When I watched this game Red had conceded defeat. Being a relative novice at Xiang Qi I thought there may be a chance to at least pull off a draw. Can any readers tell me if this position is a complete lost cause?
If you have been searching for a more challenging checkers variant, look no further. In international checkers you move as in traditional checkers, but can capture forwards or backwards. And with the kings flying around the 10 X10 board it is easy to see why this game has remained a favorite around the world.
10X10 Checker board
20 white checkers and 20 dark checkers
How to play
Checkers are set up on just the dark squares of the player’s first four rows.
Checkers move forward on the diagonal one square.
Checkers can capture forward or backward on the diagonal by hoping over the opponents checker and landing on the empty behind it. If there is another checker that can be capture when it lands it continues to hop. Captures are mandatory and a player must make as many captures as possible.
When a checker reaches the back row it becomes a king. A king moves as many unblocked squares as the player wishes forward or backwards on the diagonal. When a king captures it hops over the checker and can land on any empty square on a diagonal line behind the captured checker.
A player wins when he or she captures all the opponents’ checkers or block them so they can not move.
Check out this interesting checkers variant from Senegal. The players take turns placing their checkers on the board or moving the checkers he or she has already placed . When a capture is made the player gets to pick an additional piece to remove from the board. This makes for a fast paced game with dramatic changes in fortune.
Twelve light checkers and twelve dark
6 X 5 checkerboard
How to play
• The players take turns placing one of their twelve checkers on an empty square or moving one of their checkers that is already on the board
• Checkers can be moved one square orthogonally to an empty square
• A player may capture their opponents checker by jumping over it to the empty square behind the checker being captured. The captured checker is removed from the board. The player then removes an extra checker of his or her oponent’s that is on the board. Multiple captures are possible, and the player may remove an extra counter for each one made. Captures are not mandatory .

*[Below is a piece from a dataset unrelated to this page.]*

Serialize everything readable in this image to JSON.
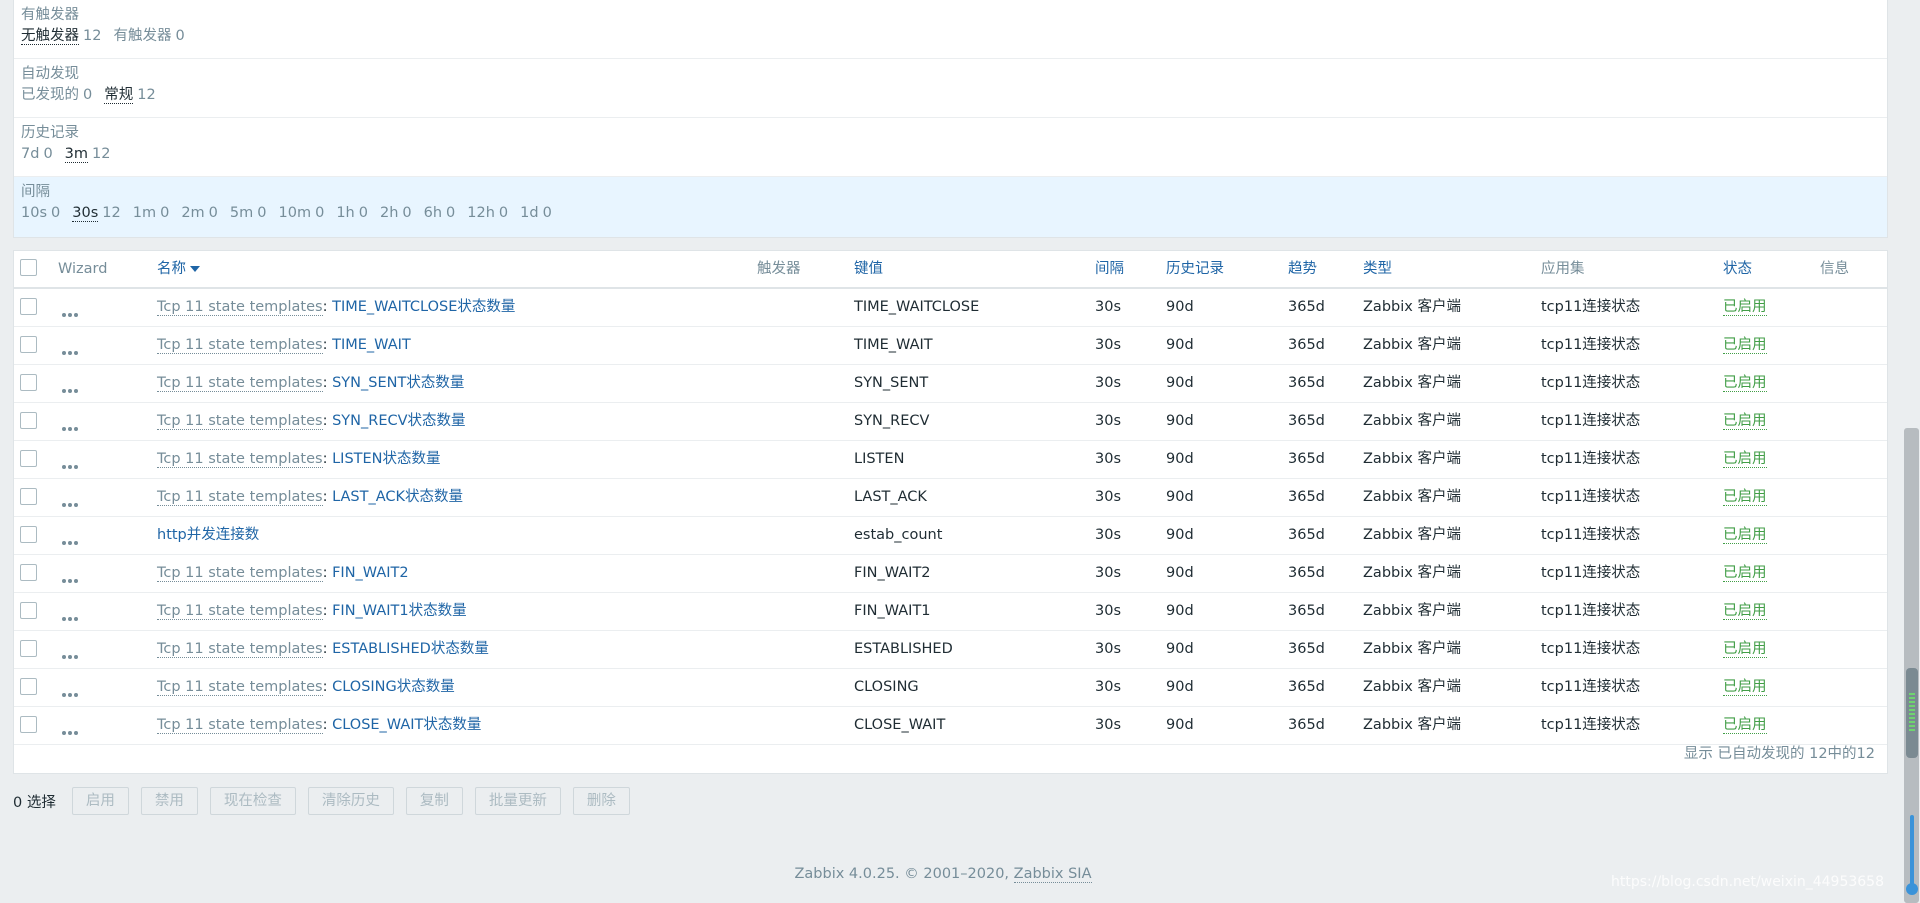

• The player who captures all their opponents counters wins the game. A player also wins if the opponent is trapped and can not move any of his or her checkers.
• If both players are reduced to three or less counters the game may be called a draw.
Here is a video of a Yoté game in action. Notice that the board is simply a 5X6 grid of holes made in the sand.
I am not certain how popular Yoté still is. If any readers have experience with this game ,please share it in the comments.
Durable cloth like canvas makes great game boards. They are easy to make, affordable, and store in less space than traditional boards. When making your own please consider the following tips.
After cutting your cloth to size use a sewing machine to stitch a border about a half inch from the edge of the cloth. After a wash in a washing machine the edge will fray up to the stitched border and no farther. This gives a nice rustic edge that lies flat.
Try adding grommets so that you can tie the board down on a windy day.
You can draw the game board with a permanent marker. However, try using paints, embroidery, or even appliqué to decorate it and make it unique.